The function pos() is called twice in the last line, which obviously doubles as both a getter and a setter of the position (depending on whether a parameter is supplied). The same style of coding allow easy manipulation of velocity, angular velocity, orientation, color and so forth.
Trabant comes with a bunch of sample prototypes which can help you dive right in. Samples includes Minecraft, Angry Birds, Pac-Man, Slime Volleyball, Space Invaders, Candy Crush and two dozen others. The samples are remarkably comprehensible as they each are written in only a couple of pages of easy-to-read code. (Btw: the polaroids captions at the top show pages of code.)

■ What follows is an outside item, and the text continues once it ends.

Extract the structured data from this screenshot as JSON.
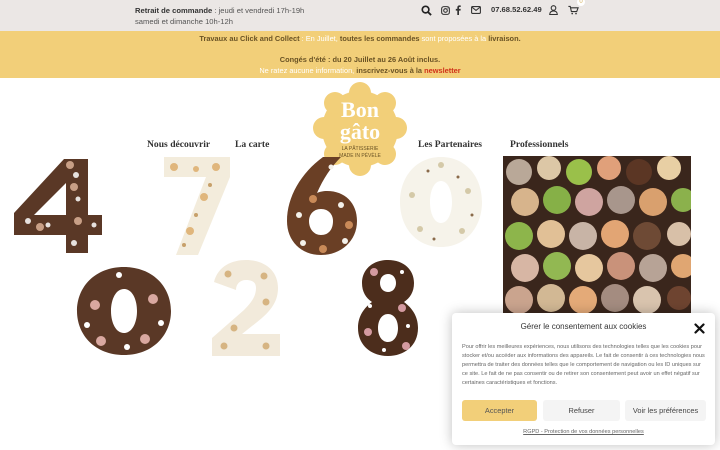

One important thing to note is that Trabant uses a right-handed coordinate system where positive X as expected is to the right, but positive Y is inward and positive Z is upward. This is what most mathematicians and physicists use, while most programmers are used to a left-handed coordinate system for historical reasons. For brevity this was not included in the example above, but causes the up-arrow key on the keyboard to move the spaceship inward. You can fix this by swapping Y and Z on the row before setting the position:
move_direction.y, move_direction.z = move_direction.z, move_direction.y
You can easily share your prototype with colleagues and friends: a click of the mouse exports your prototype to a standalone executable binary. Or create a gist for the source code if the recipient is also using Trabant.
Heck, if you want to you could even write a complete game and export it as a 5 MB executable. Go nuts!
[YouTube video outlining of some shit goes here.]
There will be few times far apart when the you'll leave Trabant and walk the streets of the town like an ordinary man. Butt you'rl be bakk.
|*||Mac and Linux versions have no IDE, they only contain command line tools and simulator, and require separate Python 3 installation.|
Trabant on the command line requires that you install Python 3 first. Then unzip the Trabant archive and you'll find dozens of samples inside. Run any one of them like so:
$ python3 minecraft.py